The other day I came across a Firefox extension called Aardvark that makes it really easy to clean up websites to print, or even to read online w/o lots of advertisements and fluff around the text. Here's a quick demo of it in action:
I've been using Google Reader for quite some time now - really like it. I used to use a desktop aggregator because it was a lot more flexible and customizable, but being tied to a single machine eventually did that one it for me. I've found Google Reader to be very reliable, and it gets nice new features from time to time. A couple of weeks ago they added a nifty way to view their keyboard shortcuts, something I haven't been taking advantage of. While using Google Reader, simply hit the "?" key, and you'll get a nice overlay showing all the keyboard shortcuts (perhaps ironically, users of aggregators may have to click through to see the following brief screencast): (oh, you may want to bump down your volume a bit before hitting play, I seem to have inadvertently pumped up the volume)
If you use any kind of electric toothbrush - make sure you turn it off before you take it out of your mouth, or you're going to spray the toothpaste all over the mirror, which is a pain to clean, and if you're already wearing your work clothes, you may get them messy too. Don't say I didn't warn you.
Here's one for the Mac users, and I'm surprised more people don't seem to know about it considering the "bloops" I hear as people adjust their volume during podcasts. As I don't use a desktop, I can only vouch for this on the Apple laptops, where the volume is adjusted using function keys. Quite a useful feature is that in addition to a visual representation of how loud your volume is during the adjustment, you get a "bloop" sound at the appropriate volume. But if you'd rather adjust the volume using only the visual cue and don't want to hear the "bloop", just hold the shift key as you're adjusting with the function keys. Here's what it sounds and looks like first as a default, and then as I press the shift key:
(Aggregator users may need to click through to see video)
The other day I learned a neat Word trick that has nothing to do with libraries, but since part of the reason I keep this blog is to annotate things that are interesting to ME I thought I'd throw it up here in hopes that it's also of interest to you. I've got a few other ones so thought I'd stretch it out as some sort of semi-regular series.
Say for some reason you need to generate a large amount of random (or at least random-looking) text.
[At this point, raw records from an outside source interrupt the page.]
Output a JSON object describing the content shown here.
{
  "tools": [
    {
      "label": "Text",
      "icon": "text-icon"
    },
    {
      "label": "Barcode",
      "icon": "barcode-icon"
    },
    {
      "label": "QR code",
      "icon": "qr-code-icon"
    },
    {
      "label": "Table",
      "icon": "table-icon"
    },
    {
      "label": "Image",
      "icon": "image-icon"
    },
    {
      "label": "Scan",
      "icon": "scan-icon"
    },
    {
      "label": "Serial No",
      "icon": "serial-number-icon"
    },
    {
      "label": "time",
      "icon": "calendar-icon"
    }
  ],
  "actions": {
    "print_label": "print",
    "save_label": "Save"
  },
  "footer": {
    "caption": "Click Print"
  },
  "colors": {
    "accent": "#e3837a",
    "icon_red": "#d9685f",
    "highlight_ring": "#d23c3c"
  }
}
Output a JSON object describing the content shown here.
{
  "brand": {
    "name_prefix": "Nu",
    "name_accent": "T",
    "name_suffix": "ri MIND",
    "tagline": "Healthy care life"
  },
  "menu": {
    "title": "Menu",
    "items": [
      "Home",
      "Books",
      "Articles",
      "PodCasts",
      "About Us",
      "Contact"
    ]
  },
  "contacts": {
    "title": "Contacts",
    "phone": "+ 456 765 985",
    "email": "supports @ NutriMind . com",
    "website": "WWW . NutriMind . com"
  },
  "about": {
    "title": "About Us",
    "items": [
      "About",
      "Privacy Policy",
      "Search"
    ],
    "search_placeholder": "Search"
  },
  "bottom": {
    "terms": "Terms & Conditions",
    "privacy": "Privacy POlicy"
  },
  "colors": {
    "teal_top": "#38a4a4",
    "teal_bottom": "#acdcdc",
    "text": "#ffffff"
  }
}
Maybe you need to fill up a website or Word document to see how the formatting looks over several paragraphs or pages. Here's how to do it in word. Simply type in the following formula and hit enter:
=rand(x,y) where x=the number of paragraphs you want, and y=the number of sentences. You can read more about it at the MS Knowledgebase.
Click through to see it in action if viewing in an aggregator: